Central Bank of Oman (CBO) is gearing up to launch Direct Debit service
The service, likely to be launched before the end of this year, will be the latest in a string of initiatives spearheaded by the country’s apex bank to enable transactions to be conducted electronically.
The rollout of these initiatives, which include the digital processing of salary payment, inclusion of micro-businesses in the e-payment system, and the mandating of the private sector to use e-payments, has been made possible by upgrades to the National Payments infrastructure, as well as the National Payment Systems (NPS) Law, a high-level official said.
“Direct debit is a service where the payer will give authority to the beneficiary to draw money from his account, and this is done through a mandate,” said Ali Hamid al Jabri (pictured), Manager – Payment Systems, CBO. “Its (rollout) was delayed because the legal framework did not support the direct debit facility. However, we have now included it in the NPS Law, which now gives the Central Bank the power to regulate direct debit.”
The apex bank, Al Jabri noted, is currently working on the “e-mandate” for direct debit – an e-authorisation effectively authorising, for example, a utility to deduct the monthly bills for mobile subscription or other utility payments.
“When operational, the customer can issue an e-mandate from the website of service provider with an e-authorisation form. The customer gives their consent to the utility to deduct the billed amount from their account. We are working right now on the e-authorisation, using the Public Key Infrastructure PKI (which is under the remit of the Royal Oman Police) and utilise current services offered by banks such as mobile banking and Internet banking.” Significantly, once legalised, direct debit mandates will have legal power similar to cheques.
Also on the anvil for imminent launch by the Central Bank is the International Bank Account Number (IBAN) system – a globally accepted format for numbering overseas bank accounts.

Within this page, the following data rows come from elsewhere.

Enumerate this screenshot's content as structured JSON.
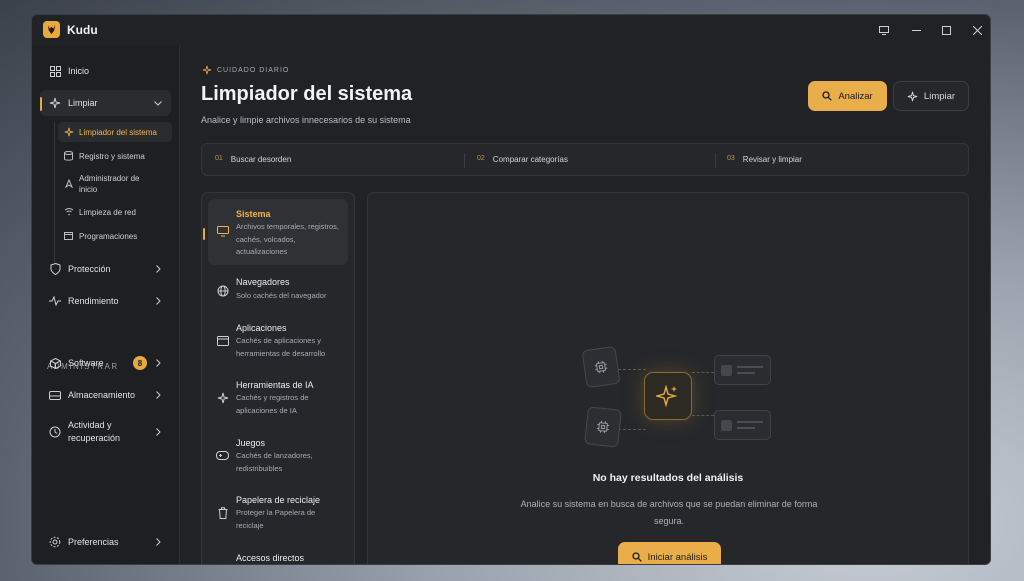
{
  "app": {
    "title": "Kudu"
  },
  "sidebar": {
    "items": [
      {
        "label": "Inicio",
        "icon": "grid-icon"
      },
      {
        "label": "Limpiar",
        "icon": "sparkles-icon",
        "active": true
      },
      {
        "label": "Protección",
        "icon": "shield-icon"
      },
      {
        "label": "Rendimiento",
        "icon": "pulse-icon"
      }
    ],
    "subitems": [
      {
        "label": "Limpiador del sistema",
        "icon": "sparkles-icon",
        "active": true
      },
      {
        "label": "Registro y sistema",
        "icon": "database-icon"
      },
      {
        "label": "Administrador de inicio",
        "icon": "rocket-icon"
      },
      {
        "label": "Limpieza de red",
        "icon": "wifi-icon"
      },
      {
        "label": "Programaciones",
        "icon": "calendar-icon"
      }
    ],
    "section_label": "ADMINISTRAR",
    "admin_items": [
      {
        "label": "Software",
        "icon": "box-icon",
        "badge": "8"
      },
      {
        "label": "Almacenamiento",
        "icon": "drive-icon"
      },
      {
        "label": "Actividad y recuperación",
        "icon": "history-icon"
      }
    ],
    "footer": {
      "label": "Preferencias",
      "icon": "gear-icon"
    }
  },
  "header": {
    "eyebrow": "CUIDADO DIARIO",
    "title": "Limpiador del sistema",
    "subtitle": "Analice y limpie archivos innecesarios de su sistema",
    "analyze_label": "Analizar",
    "clean_label": "Limpiar"
  },
  "steps": [
    {
      "num": "01",
      "label": "Buscar desorden"
    },
    {
      "num": "02",
      "label": "Comparar categorías"
    },
    {
      "num": "03",
      "label": "Revisar y limpiar"
    }
  ],
  "categories": [
    {
      "title": "Sistema",
      "desc": "Archivos temporales, registros, cachés, volcados, actualizaciones",
      "icon": "monitor-icon",
      "active": true
    },
    {
      "title": "Navegadores",
      "desc": "Solo cachés del navegador",
      "icon": "globe-icon"
    },
    {
      "title": "Aplicaciones",
      "desc": "Cachés de aplicaciones y herramientas de desarrollo",
      "icon": "window-icon"
    },
    {
      "title": "Herramientas de IA",
      "desc": "Cachés y registros de aplicaciones de IA",
      "icon": "sparkles-icon"
    },
    {
      "title": "Juegos",
      "desc": "Cachés de lanzadores, redistribuibles",
      "icon": "gamepad-icon"
    },
    {
      "title": "Papelera de reciclaje",
      "desc": "Proteger la Papelera de reciclaje",
      "icon": "trash-icon"
    },
    {
      "title": "Accesos directos",
      "desc": "",
      "icon": "link-icon"
    }
  ],
  "empty_state": {
    "title": "No hay resultados del análisis",
    "description": "Analice su sistema en busca de archivos que se puedan eliminar de forma segura.",
    "button_label": "Iniciar análisis"
  },
  "colors": {
    "accent": "#e9ad49",
    "bg": "#202226",
    "panel": "#25272a"
  }
}
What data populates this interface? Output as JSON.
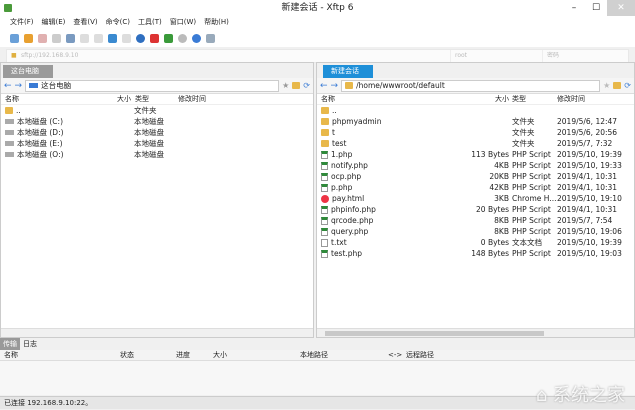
{
  "title": "新建会话 - Xftp 6",
  "menu": [
    "文件(F)",
    "编辑(E)",
    "查看(V)",
    "命令(C)",
    "工具(T)",
    "窗口(W)",
    "帮助(H)"
  ],
  "address": {
    "url": "sftp://192.168.9.10",
    "user_placeholder": "root",
    "password_placeholder": "密码"
  },
  "left": {
    "tab": "这台电脑",
    "path": "这台电脑",
    "headers": [
      "名称",
      "大小",
      "类型",
      "修改时间"
    ],
    "rows": [
      {
        "name": "..",
        "size": "",
        "type": "文件夹",
        "time": "",
        "icon": "folder"
      },
      {
        "name": "本地磁盘 (C:)",
        "size": "",
        "type": "本地磁盘",
        "time": "",
        "icon": "drive"
      },
      {
        "name": "本地磁盘 (D:)",
        "size": "",
        "type": "本地磁盘",
        "time": "",
        "icon": "drive"
      },
      {
        "name": "本地磁盘 (E:)",
        "size": "",
        "type": "本地磁盘",
        "time": "",
        "icon": "drive"
      },
      {
        "name": "本地磁盘 (O:)",
        "size": "",
        "type": "本地磁盘",
        "time": "",
        "icon": "drive"
      }
    ]
  },
  "right": {
    "tab": "新建会话",
    "path": "/home/wwwroot/default",
    "headers": [
      "名称",
      "大小",
      "类型",
      "修改时间"
    ],
    "rows": [
      {
        "name": "..",
        "size": "",
        "type": "",
        "time": "",
        "icon": "folder"
      },
      {
        "name": "phpmyadmin",
        "size": "",
        "type": "文件夹",
        "time": "2019/5/6, 12:47",
        "icon": "folder"
      },
      {
        "name": "t",
        "size": "",
        "type": "文件夹",
        "time": "2019/5/6, 20:56",
        "icon": "folder"
      },
      {
        "name": "test",
        "size": "",
        "type": "文件夹",
        "time": "2019/5/7, 7:32",
        "icon": "folder"
      },
      {
        "name": "1.php",
        "size": "113 Bytes",
        "type": "PHP Script",
        "time": "2019/5/10, 19:39",
        "icon": "php"
      },
      {
        "name": "notify.php",
        "size": "4KB",
        "type": "PHP Script",
        "time": "2019/5/10, 19:33",
        "icon": "php"
      },
      {
        "name": "ocp.php",
        "size": "20KB",
        "type": "PHP Script",
        "time": "2019/4/1, 10:31",
        "icon": "php"
      },
      {
        "name": "p.php",
        "size": "42KB",
        "type": "PHP Script",
        "time": "2019/4/1, 10:31",
        "icon": "php"
      },
      {
        "name": "pay.html",
        "size": "3KB",
        "type": "Chrome H...",
        "time": "2019/5/10, 19:10",
        "icon": "html"
      },
      {
        "name": "phpinfo.php",
        "size": "20 Bytes",
        "type": "PHP Script",
        "time": "2019/4/1, 10:31",
        "icon": "php"
      },
      {
        "name": "qrcode.php",
        "size": "8KB",
        "type": "PHP Script",
        "time": "2019/5/7, 7:54",
        "icon": "php"
      },
      {
        "name": "query.php",
        "size": "8KB",
        "type": "PHP Script",
        "time": "2019/5/10, 19:06",
        "icon": "php"
      },
      {
        "name": "t.txt",
        "size": "0 Bytes",
        "type": "文本文档",
        "time": "2019/5/10, 19:39",
        "icon": "txt"
      },
      {
        "name": "test.php",
        "size": "148 Bytes",
        "type": "PHP Script",
        "time": "2019/5/10, 19:03",
        "icon": "php"
      }
    ]
  },
  "transfer": {
    "tabs": [
      "传输",
      "日志"
    ],
    "headers": [
      "名称",
      "状态",
      "进度",
      "大小",
      "本地路径",
      "<->",
      "远程路径"
    ]
  },
  "status": "已连接 192.168.9.10:22。",
  "watermark": "系统之家"
}
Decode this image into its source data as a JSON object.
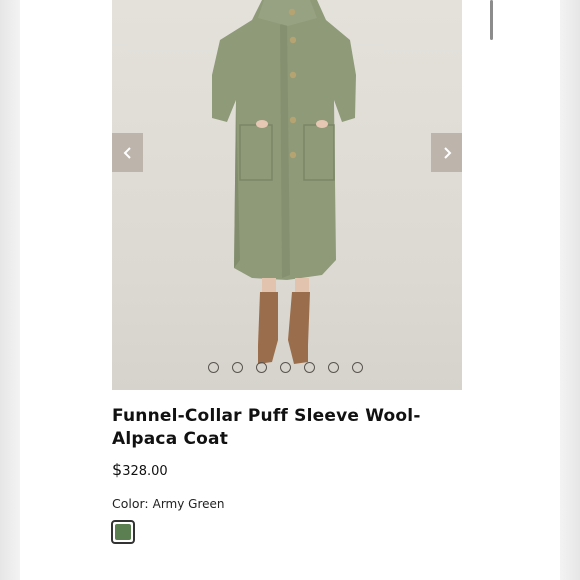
{
  "gallery": {
    "prev_icon": "chevron-left-icon",
    "next_icon": "chevron-right-icon",
    "dot_count": 7,
    "coat_color": "#8e9a78",
    "boot_color": "#9a6e4c"
  },
  "product": {
    "title": "Funnel-Collar Puff Sleeve Wool-Alpaca Coat",
    "price_symbol": "$",
    "price_value": "328.00",
    "color_label": "Color:",
    "color_value": "Army Green",
    "swatch_color": "#5c7f51"
  }
}
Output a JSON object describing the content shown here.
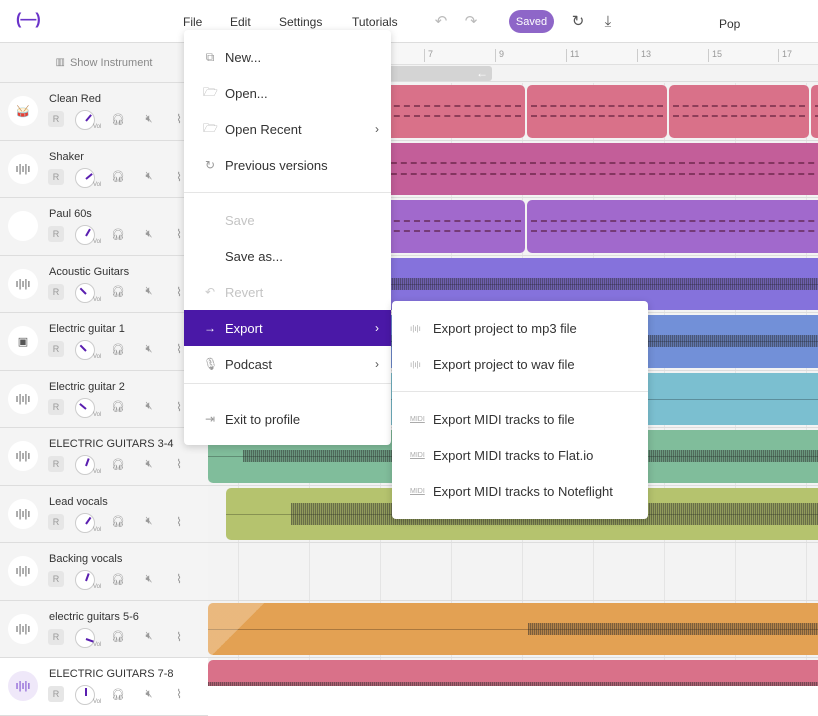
{
  "app": {
    "logo": "(—)",
    "project_name": "Pop",
    "save_status": "Saved"
  },
  "menubar": {
    "items": [
      {
        "label": "File"
      },
      {
        "label": "Edit"
      },
      {
        "label": "Settings"
      },
      {
        "label": "Tutorials"
      }
    ],
    "undo_icon": "undo-icon",
    "redo_icon": "redo-icon",
    "history_icon": "history-icon",
    "download_icon": "download-icon"
  },
  "left_pane": {
    "show_instrument_label": "Show Instrument",
    "tracks": [
      {
        "name": "Clean Red",
        "icon": "drum-icon",
        "glyph": "🥁",
        "record": "R",
        "vol_label": "Vol",
        "vol_angle": 40
      },
      {
        "name": "Shaker",
        "icon": "waveform-icon",
        "glyph": "ı|ı|ı",
        "record": "R",
        "vol_label": "Vol",
        "vol_angle": 50
      },
      {
        "name": "Paul 60s",
        "icon": "none",
        "glyph": "",
        "record": "R",
        "vol_label": "Vol",
        "vol_angle": 30
      },
      {
        "name": "Acoustic Guitars",
        "icon": "waveform-icon",
        "glyph": "ı|ı|ı",
        "record": "R",
        "vol_label": "Vol",
        "vol_angle": -45
      },
      {
        "name": "Electric guitar 1",
        "icon": "amp-icon",
        "glyph": "▣",
        "record": "R",
        "vol_label": "Vol",
        "vol_angle": -45
      },
      {
        "name": "Electric guitar 2",
        "icon": "waveform-icon",
        "glyph": "ı|ı|ı",
        "record": "R",
        "vol_label": "Vol",
        "vol_angle": -50
      },
      {
        "name": "ELECTRIC GUITARS 3-4",
        "icon": "waveform-icon",
        "glyph": "ı|ı|ı",
        "record": "R",
        "vol_label": "Vol",
        "vol_angle": 20
      },
      {
        "name": "Lead vocals",
        "icon": "waveform-icon",
        "glyph": "ı|ı|ı",
        "record": "R",
        "vol_label": "Vol",
        "vol_angle": 35
      },
      {
        "name": "Backing vocals",
        "icon": "waveform-icon",
        "glyph": "ı|ı|ı",
        "record": "R",
        "vol_label": "Vol",
        "vol_angle": 20
      },
      {
        "name": "electric guitars 5-6",
        "icon": "waveform-icon",
        "glyph": "ı|ı|ı",
        "record": "R",
        "vol_label": "Vol",
        "vol_angle": 110
      },
      {
        "name": "ELECTRIC GUITARS 7-8",
        "icon": "waveform-icon",
        "glyph": "ı|ı|ı",
        "record": "R",
        "vol_label": "Vol",
        "vol_angle": 0,
        "selected": true
      }
    ],
    "controls": {
      "solo_icon": "headphones-icon",
      "mute_icon": "mute-icon",
      "automation_icon": "automation-icon"
    }
  },
  "timeline": {
    "ruler_ticks": [
      "7",
      "9",
      "11",
      "13",
      "15",
      "17"
    ],
    "loop_arrow": "←",
    "lane_colors": [
      "#d97189",
      "#c35e99",
      "#a169cc",
      "#8572dc",
      "#7290d8",
      "#7bbfd0",
      "#80bd9b",
      "#b5c36e",
      "#f3f3f3",
      "#e3a153",
      "#d97189"
    ]
  },
  "file_menu": {
    "items": [
      {
        "label": "New...",
        "icon": "new-copy-icon",
        "glyph": "⧉"
      },
      {
        "label": "Open...",
        "icon": "folder-open-icon",
        "glyph": "🗁"
      },
      {
        "label": "Open Recent",
        "icon": "folder-open-icon",
        "glyph": "🗁",
        "submenu": true
      },
      {
        "label": "Previous versions",
        "icon": "history-icon",
        "glyph": "↻"
      },
      {
        "label": "Save",
        "disabled": true
      },
      {
        "label": "Save as..."
      },
      {
        "label": "Revert",
        "icon": "revert-icon",
        "glyph": "↶",
        "disabled": true
      },
      {
        "label": "Export",
        "icon": "arrow-right-icon",
        "glyph": "→",
        "submenu": true,
        "active": true
      },
      {
        "label": "Podcast",
        "icon": "microphone-icon",
        "glyph": "🎙",
        "submenu": true
      },
      {
        "label": "Exit to profile",
        "icon": "exit-icon",
        "glyph": "⇥"
      }
    ],
    "chevron": "›"
  },
  "export_menu": {
    "items": [
      {
        "label": "Export project to mp3 file",
        "icon": "waveform-icon",
        "glyph": "ı|ı|ı"
      },
      {
        "label": "Export project to wav file",
        "icon": "waveform-icon",
        "glyph": "ı|ı|ı"
      },
      {
        "label": "Export MIDI tracks to file",
        "icon": "midi-icon",
        "glyph": "MIDI"
      },
      {
        "label": "Export MIDI tracks to Flat.io",
        "icon": "midi-icon",
        "glyph": "MIDI"
      },
      {
        "label": "Export MIDI tracks to Noteflight",
        "icon": "midi-icon",
        "glyph": "MIDI"
      }
    ]
  },
  "colors": {
    "accent": "#4a18a7",
    "saved_badge": "#8e66c8",
    "logo": "#6a33c9"
  }
}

The new system will help enhance the safety and security of banking transactions between customers across national borders. It will complement the SWIFT (Society for Worldwide Interbank Financial Telecommunication) system currently in place in the Sultanate of Oman for identifying banks. While SWIFT is a code that is primarily used to pinpoint a specific bank during an international transaction, the IBAN system is used to identify an individual account involved in an overseas transaction. The official made the announcement during a recent conference on new banking developments held in the city.